§ Source data
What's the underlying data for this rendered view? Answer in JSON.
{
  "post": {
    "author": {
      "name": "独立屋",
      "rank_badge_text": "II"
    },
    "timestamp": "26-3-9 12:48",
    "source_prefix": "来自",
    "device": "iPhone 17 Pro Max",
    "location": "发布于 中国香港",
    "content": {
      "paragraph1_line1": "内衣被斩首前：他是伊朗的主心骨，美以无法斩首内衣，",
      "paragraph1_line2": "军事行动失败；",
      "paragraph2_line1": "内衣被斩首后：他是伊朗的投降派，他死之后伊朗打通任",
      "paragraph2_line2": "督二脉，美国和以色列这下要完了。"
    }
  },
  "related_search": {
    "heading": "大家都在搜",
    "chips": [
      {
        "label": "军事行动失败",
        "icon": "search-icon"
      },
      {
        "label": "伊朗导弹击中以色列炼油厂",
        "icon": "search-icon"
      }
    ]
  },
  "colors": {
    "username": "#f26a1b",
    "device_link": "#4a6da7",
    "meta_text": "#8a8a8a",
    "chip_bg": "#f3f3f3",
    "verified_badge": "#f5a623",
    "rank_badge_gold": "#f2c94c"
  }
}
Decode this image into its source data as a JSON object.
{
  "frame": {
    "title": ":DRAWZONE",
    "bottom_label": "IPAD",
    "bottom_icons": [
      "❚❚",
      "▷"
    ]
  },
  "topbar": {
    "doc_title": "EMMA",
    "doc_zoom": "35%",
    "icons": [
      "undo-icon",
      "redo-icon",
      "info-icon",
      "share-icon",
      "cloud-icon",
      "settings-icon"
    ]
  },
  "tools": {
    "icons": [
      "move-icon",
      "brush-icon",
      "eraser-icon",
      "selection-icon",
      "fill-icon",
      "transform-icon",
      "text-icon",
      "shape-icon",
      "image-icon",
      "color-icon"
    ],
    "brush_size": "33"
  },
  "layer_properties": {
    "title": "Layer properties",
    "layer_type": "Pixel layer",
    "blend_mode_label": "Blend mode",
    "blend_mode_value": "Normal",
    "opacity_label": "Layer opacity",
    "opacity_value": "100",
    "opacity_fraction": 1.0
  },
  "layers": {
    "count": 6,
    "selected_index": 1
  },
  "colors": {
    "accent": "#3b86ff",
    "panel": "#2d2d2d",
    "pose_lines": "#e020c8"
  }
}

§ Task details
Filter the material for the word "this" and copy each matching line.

§ Your response
What's the underlying data for this rendered view? Answer in JSON.
Decode this image into its source data as a JSON object.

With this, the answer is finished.